Game Length: 45 minutes
Best enjoyed: With 4, 6 or 8 players who want to build an ancient monument together
Ugg-Tect is a game of monument building in the stone age, where the architect’s vision is hampered by the community’s limited communication skills. Fortunately for the architect, violence is also a great communicator, and he’ll have access to an inflatable club to help motivate and instruct his colleagues! Two teams will be competing to construct their monument as quickly as possible, and the first team to complete 10 points’ worth of monuments will be the winner.
Each team of caveman construction workers will have access to six pieces; five wooden blocks of different shapes and colours and a gray cardboard slate. Each architect will be dealt a monument card, and must use the primitive language, printed on a reference card, to instruct his subordinates. He’ll be shouting ‘Ugungu! Kachingu!’ while swinging his hips and waving his club while his befuddled compatriots try to correctly interpret his bidding.
When you first start playing Ugg-Tect, your biggest problem will be trying to work out how to communicate using the game’s language. The architect will need to consult the chart, give his instructions, then his workers will need to consult the chart in turn and try to interpret them. This can break flow a little for the first few rounds, but once players become more familiar with the language and the kinds of monuments that can be requested, they’ll be putting up the primitive stone structures in no time.

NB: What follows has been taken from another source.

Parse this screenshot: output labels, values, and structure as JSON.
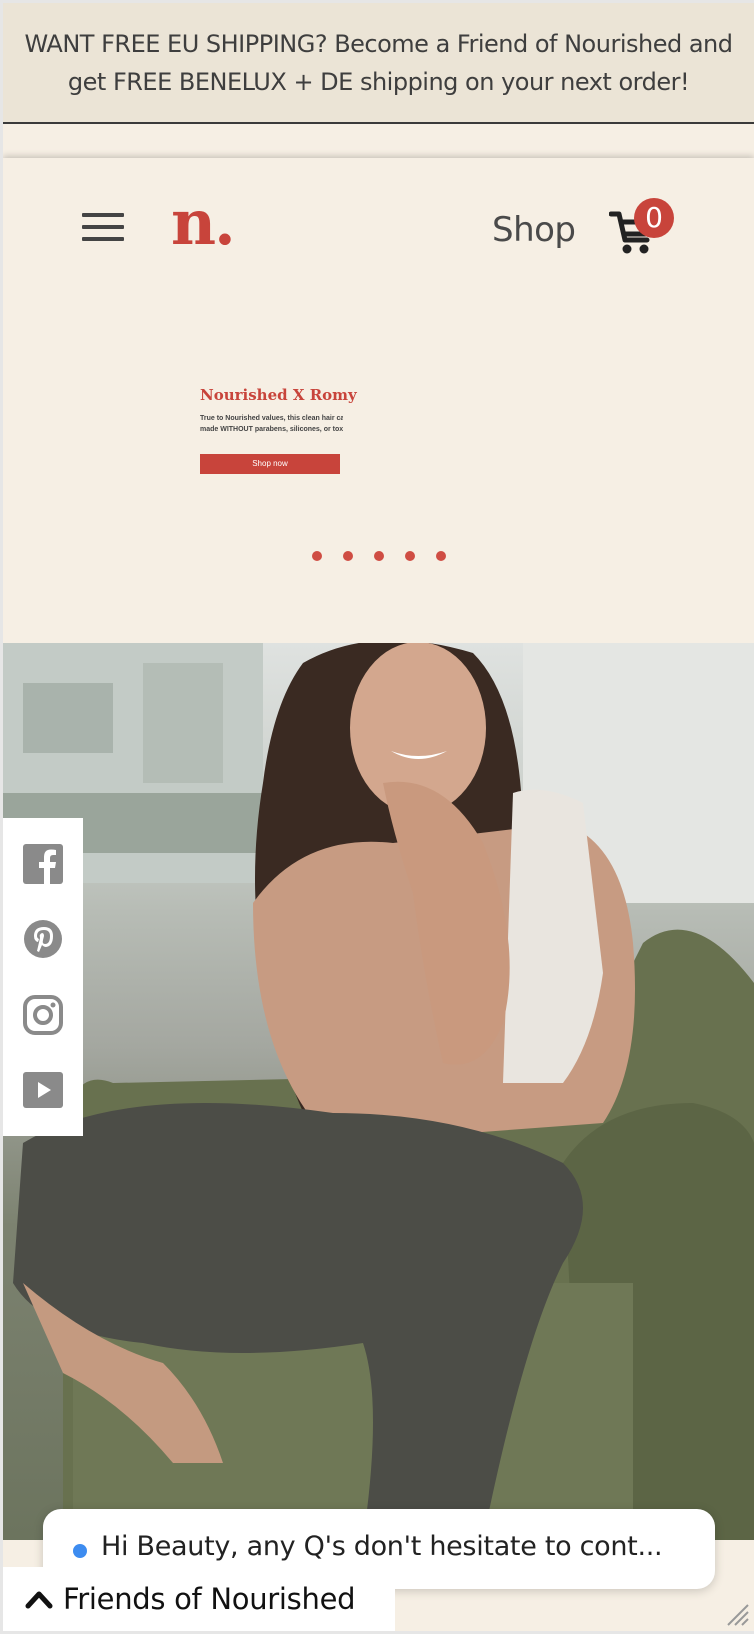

Some of the monuments can be quite a lot harder to construct than others, both conceptually and physically. For example, a monument may require the flat cardboard piece to be placed vertically, or a piece may need to be placed on a ramp, where it will slide off if not placed carefully. It helps to go through the deck of monuments quickly before the game to show some of the more problematic cards to the players so they know what to expect.
Unfortunately, there aren’t a huge amount of monument cards in the deck, and after playing a handful of times you will start to see repeats, but this isn’t necessarily bad – the game will change in nature from confused constructors struggling to understand their foreman, to canny workers quickly moving pieces to a variety of possible locations until the architect gives an approving wave of the club.

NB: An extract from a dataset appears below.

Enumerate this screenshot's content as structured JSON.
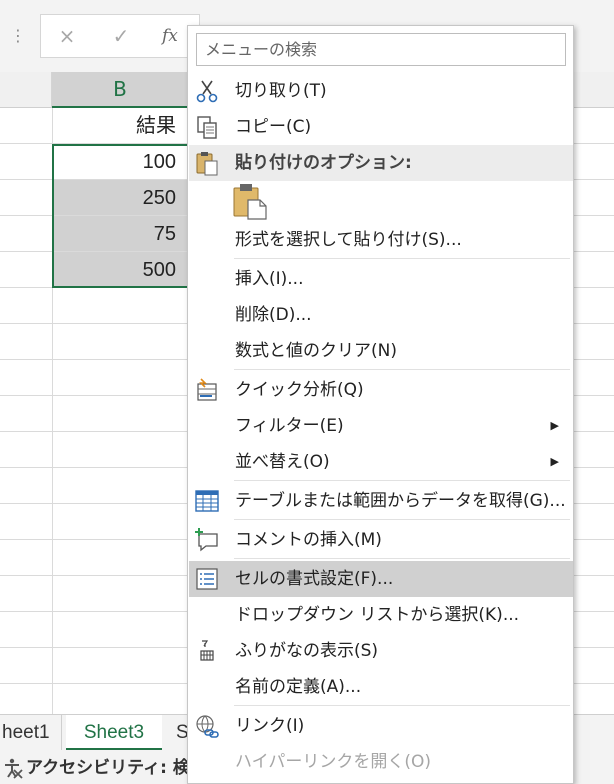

Ugg-Tect makes a great light-hearted game that will have all participants laughing. It works well with even teams for 4, 6 or 8 total players, and if you’re looking for a unique team game and don’t mind looking a bit silly, Ugg-Tect comes highly recommended.